## What the task requires
Given the entries below, please return each one exactly.

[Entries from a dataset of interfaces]

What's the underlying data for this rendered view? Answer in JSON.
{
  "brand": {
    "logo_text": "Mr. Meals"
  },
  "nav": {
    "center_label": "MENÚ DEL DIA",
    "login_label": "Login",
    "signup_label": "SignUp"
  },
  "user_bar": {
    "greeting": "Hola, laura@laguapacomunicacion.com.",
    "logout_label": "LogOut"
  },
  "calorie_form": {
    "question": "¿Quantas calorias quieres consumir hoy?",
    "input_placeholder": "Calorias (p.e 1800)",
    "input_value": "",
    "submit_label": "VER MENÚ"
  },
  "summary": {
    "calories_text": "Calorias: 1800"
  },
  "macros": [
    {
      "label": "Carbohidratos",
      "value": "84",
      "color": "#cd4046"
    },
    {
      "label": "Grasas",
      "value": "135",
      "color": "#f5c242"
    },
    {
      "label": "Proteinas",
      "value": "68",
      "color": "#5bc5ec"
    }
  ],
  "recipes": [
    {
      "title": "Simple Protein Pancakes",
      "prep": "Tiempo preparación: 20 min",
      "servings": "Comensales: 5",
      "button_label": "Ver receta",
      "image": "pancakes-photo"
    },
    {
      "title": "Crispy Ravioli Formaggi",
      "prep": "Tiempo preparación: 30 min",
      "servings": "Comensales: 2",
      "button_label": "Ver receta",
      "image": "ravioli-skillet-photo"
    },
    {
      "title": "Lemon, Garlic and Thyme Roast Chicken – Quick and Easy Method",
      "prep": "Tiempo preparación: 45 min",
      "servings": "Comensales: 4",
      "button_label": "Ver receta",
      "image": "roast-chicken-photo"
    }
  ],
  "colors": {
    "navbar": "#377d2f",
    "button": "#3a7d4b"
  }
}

## The completed task
What's the underlying data for this rendered view? Answer in JSON.
{
  "brand": {
    "logo_text": "Mr. Meals"
  },
  "nav": {
    "center_label": "MENÚ DEL DIA",
    "login_label": "Login",
    "signup_label": "SignUp"
  },
  "user_bar": {
    "greeting": "Hola, laura@laguapacomunicacion.com.",
    "logout_label": "LogOut"
  },
  "calorie_form": {
    "question": "¿Quantas calorias quieres consumir hoy?",
    "input_placeholder": "Calorias (p.e 1800)",
    "input_value": "",
    "submit_label": "VER MENÚ"
  },
  "summary": {
    "calories_text": "Calorias: 1800"
  },
  "macros": [
    {
      "label": "Carbohidratos",
      "value": "84",
      "color": "#cd4046"
    },
    {
      "label": "Grasas",
      "value": "135",
      "color": "#f5c242"
    },
    {
      "label": "Proteinas",
      "value": "68",
      "color": "#5bc5ec"
    }
  ],
  "recipes": [
    {
      "title": "Simple Protein Pancakes",
      "prep": "Tiempo preparación: 20 min",
      "servings": "Comensales: 5",
      "button_label": "Ver receta",
      "image": "pancakes-photo"
    },
    {
      "title": "Crispy Ravioli Formaggi",
      "prep": "Tiempo preparación: 30 min",
      "servings": "Comensales: 2",
      "button_label": "Ver receta",
      "image": "ravioli-skillet-photo"
    },
    {
      "title": "Lemon, Garlic and Thyme Roast Chicken – Quick and Easy Method",
      "prep": "Tiempo preparación: 45 min",
      "servings": "Comensales: 4",
      "button_label": "Ver receta",
      "image": "roast-chicken-photo"
    }
  ],
  "colors": {
    "navbar": "#377d2f",
    "button": "#3a7d4b"
  }
}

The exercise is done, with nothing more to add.